If you care to give it a spin, please let me know. I just wrote the procedure, so I haven’t tested it much yet. If you do find bugs, please leave a comment and I will incorporate into the source (let me know if you want to be acknowledged). Any comments are welcome.
You find the proc at: http://karaszi.com/spindexinfo-enhanced-index-information-procedure
Here’s one which I’ve seen much confusion about. Something like “I copy tables from database A to database B but I don’t get any indexes, keys, constraints etc. This worked in 2000. Why?”.
We need to first understand that that Import/Export Wizard just sit on top if DTS/SSIS. In DTS, you had three choices in the Wizard:
- Copy data from one of more tables or views
- Write a query to specify the data to transfer
- Copy objects and data between SQL Server databases
Now, read above and think of the actual words, they are very descriptive. The thing is that in 2005 (or 2008), option 3 isn’t available in the wizard anymore. So what many users end up doing is to use option 1 above. But this was never designed to carry over indexes, keys, triggers etc. This is designed to be generic and work with (more or less) and type of data source (SQL Server, Oracle, DB2 etc).
So the question is how we get the “Copy objects and data between SQL Server databases” functionality in 2005 or 2008? We create an SSIS package in BIDS and select the task type “Transfer SQL Server Objects Task”. (For you long-timers: this is the old “Object Transfer” functionality which has existed since the version 4 days, and been exposed in various places in the tools over the years.)

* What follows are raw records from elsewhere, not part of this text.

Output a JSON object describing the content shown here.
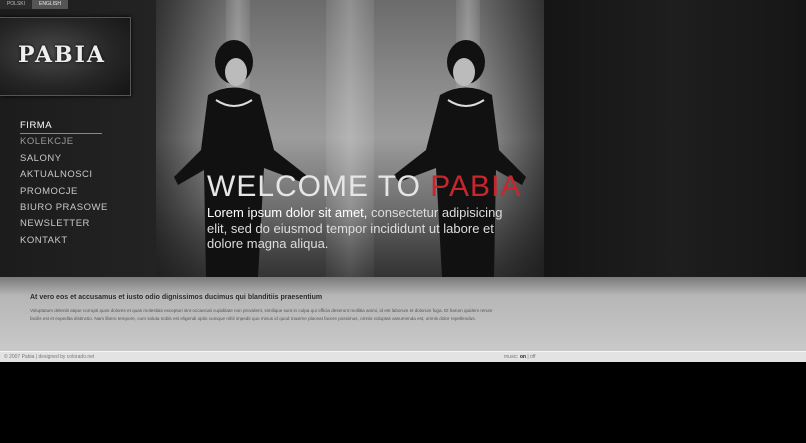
{
  "lang": {
    "polski": "POLSKI",
    "english": "ENGLISH"
  },
  "logo": "PABIA",
  "nav": [
    {
      "label": "FIRMA",
      "active": true
    },
    {
      "label": "KOLEKCJE"
    },
    {
      "label": "SALONY"
    },
    {
      "label": "AKTUALNOSCI"
    },
    {
      "label": "PROMOCJE"
    },
    {
      "label": "BIURO PRASOWE"
    },
    {
      "label": "NEWSLETTER"
    },
    {
      "label": "KONTAKT"
    }
  ],
  "hero": {
    "welcome": "WELCOME TO",
    "brand": "PABIA",
    "lorem_bold": "Lorem ipsum dolor sit amet,",
    "lorem_rest": " consectetur adipisicing elit, sed do eiusmod tempor incididunt ut labore et dolore magna aliqua.",
    "accent_color": "#c8262d"
  },
  "content": {
    "title": "At vero eos et accusamus et iusto odio dignissimos ducimus qui blanditiis praesentium",
    "text": "Voluptatum deleniti atque corrupti quos dolores et quas molestias excepturi sint occaecati cupiditate non provident, similique sunt in culpa qui officia deserunt mollitia animi, id est laborum et dolorum fuga. Et harum quidem rerum facilis est et expedita distinctio. Nam libero tempore, cum soluta nobis est eligendi optio cumque nihil impedit quo minus id quod maxime placeat facere possimus, omnis voluptas assumenda est, omnis dolor repellendus."
  },
  "footer": {
    "copyright": "© 2007 Pabia  |  designed by colorado.net",
    "music_label": "music:",
    "on": "on",
    "sep": " | ",
    "off": "off"
  }
}
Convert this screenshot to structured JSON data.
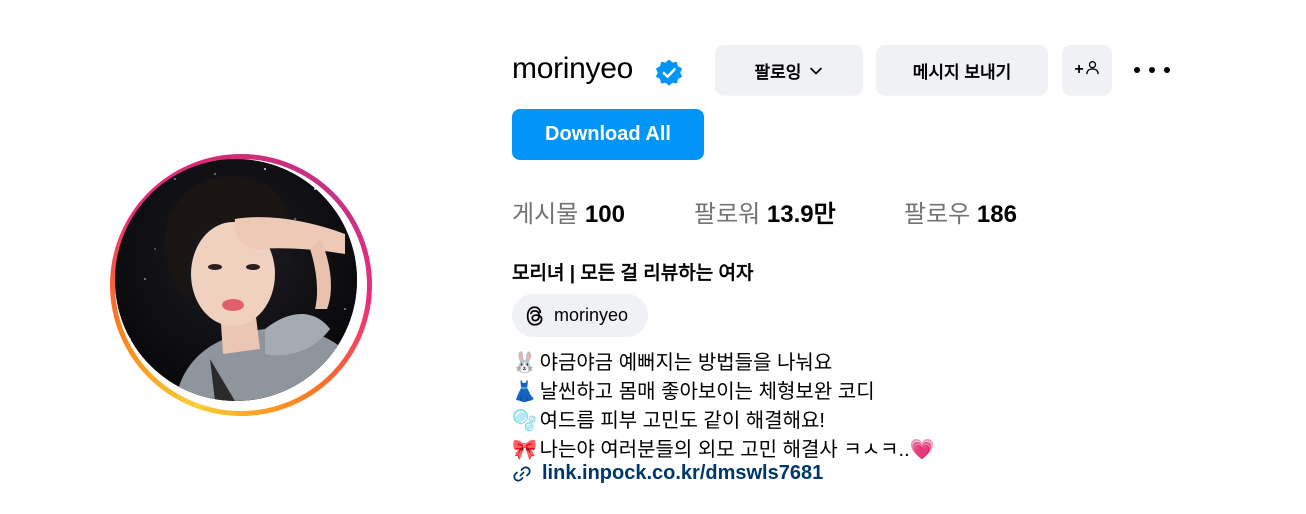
{
  "profile": {
    "username": "morinyeo",
    "verified": true,
    "verified_color": "#0095f6"
  },
  "actions": {
    "following_label": "팔로잉",
    "message_label": "메시지 보내기",
    "add_user_label": "+",
    "more_icon": "more-horizontal-icon",
    "download_label": "Download All",
    "download_color": "#0095f6"
  },
  "stats": {
    "posts_label": "게시물",
    "posts_value": "100",
    "followers_label": "팔로워",
    "followers_value": "13.9만",
    "following_label": "팔로우",
    "following_value": "186"
  },
  "bio": {
    "display_name": "모리녀 | 모든 걸 리뷰하는 여자",
    "threads_handle": "morinyeo",
    "lines": [
      {
        "emoji": "🐰",
        "text": "야금야금 예뻐지는 방법들을 나눠요"
      },
      {
        "emoji": "👗",
        "text": "날씬하고 몸매 좋아보이는 체형보완 코디"
      },
      {
        "emoji": "🫧",
        "text": "여드름 피부 고민도 같이 해결해요!"
      },
      {
        "emoji": "🎀",
        "text": "나는야 여러분들의 외모 고민 해결사 ㅋㅅㅋ..💗"
      }
    ],
    "link_text": "link.inpock.co.kr/dmswls7681",
    "link_color": "#00376b"
  }
}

I just now played with this a bit and you probably need to work it a bit to get it do exactly what you want. I didn’t get it to work correctly for the Adventureworks database since it thought that the Emplyee table exists in the dbo schema (judgning by error message and Profiler trace). This was even though the GUI clearly show the proper schema. When I selected pubs as source, it worked better (after changing some options).
However, the point of this post is not to troubleshoot possible bugs or quirks in the “Transfer SQL Server Objects Task” task. Now is morning after Swedish midsummer and I’m too tired for that 🙂 . The point is where to find the functionality that copies not only raw table definition and data – but also indexes, key, triggers etc.
A few months ago, I blogged about a simple procedure to do backup (http://sqlblog.com/blogs/tibor_karaszi/archive/2007/09/25/tsql-script-to-do-backup-like-maintenance-plans.aspx). Just to let you know that Ola Hallengren has some of his own. Much more elaborate than mine, including things like reorg. Check it out at http://ola.hallengren.com/.
This is frequently asked question, both in forums, as well as in class:
How can I though TSQL create new backup files for each backup and have date and time in the file names?
The reason for above is most often that you want a higher degree of customization than what maint plans allow for. An obvious such in 2005 is to add the CHECKSUM option to the BACKUP command. I know there already exist several script like mine “out there”, this is just my simple version so I remember where to point whenever I get this question next. 🙂
Since I probably have some bugs in it, I have it on my website. This way I can fix the bugs as needed. You are most welcome to report bugs in the script if you spot any! And here’s the URL: